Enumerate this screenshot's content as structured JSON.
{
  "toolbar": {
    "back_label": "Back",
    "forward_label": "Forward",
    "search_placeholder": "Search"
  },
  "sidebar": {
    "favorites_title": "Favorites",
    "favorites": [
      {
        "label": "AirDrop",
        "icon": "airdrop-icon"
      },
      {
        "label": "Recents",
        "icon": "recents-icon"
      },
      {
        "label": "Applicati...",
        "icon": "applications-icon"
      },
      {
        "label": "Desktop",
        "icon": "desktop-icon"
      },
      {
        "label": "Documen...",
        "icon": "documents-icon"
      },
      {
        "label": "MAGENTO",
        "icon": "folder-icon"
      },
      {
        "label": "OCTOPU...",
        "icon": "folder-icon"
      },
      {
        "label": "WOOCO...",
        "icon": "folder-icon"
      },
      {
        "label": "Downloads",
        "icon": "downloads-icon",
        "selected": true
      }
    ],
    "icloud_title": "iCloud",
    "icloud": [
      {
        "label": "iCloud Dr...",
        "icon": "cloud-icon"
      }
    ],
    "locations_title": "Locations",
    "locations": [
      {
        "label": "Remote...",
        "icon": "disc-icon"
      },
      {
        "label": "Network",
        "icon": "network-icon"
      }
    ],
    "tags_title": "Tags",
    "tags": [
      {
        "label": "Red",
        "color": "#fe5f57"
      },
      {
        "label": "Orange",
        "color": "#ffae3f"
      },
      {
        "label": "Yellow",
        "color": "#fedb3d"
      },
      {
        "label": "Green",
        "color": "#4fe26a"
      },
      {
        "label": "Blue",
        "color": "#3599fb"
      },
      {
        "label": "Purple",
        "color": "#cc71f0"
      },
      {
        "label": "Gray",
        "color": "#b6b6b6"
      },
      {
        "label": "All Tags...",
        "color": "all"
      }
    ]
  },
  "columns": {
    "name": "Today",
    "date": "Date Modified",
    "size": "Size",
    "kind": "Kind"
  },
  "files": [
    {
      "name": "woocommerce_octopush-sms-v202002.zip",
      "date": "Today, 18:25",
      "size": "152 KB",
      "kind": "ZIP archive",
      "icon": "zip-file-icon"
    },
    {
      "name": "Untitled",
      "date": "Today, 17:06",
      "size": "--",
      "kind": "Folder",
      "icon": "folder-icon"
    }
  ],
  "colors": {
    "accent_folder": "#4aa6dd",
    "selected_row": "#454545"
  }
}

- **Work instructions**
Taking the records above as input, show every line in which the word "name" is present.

- **Written reply**
    "name": "Today",
      "name": "woocommerce_octopush-sms-v202002.zip",
      "name": "Untitled",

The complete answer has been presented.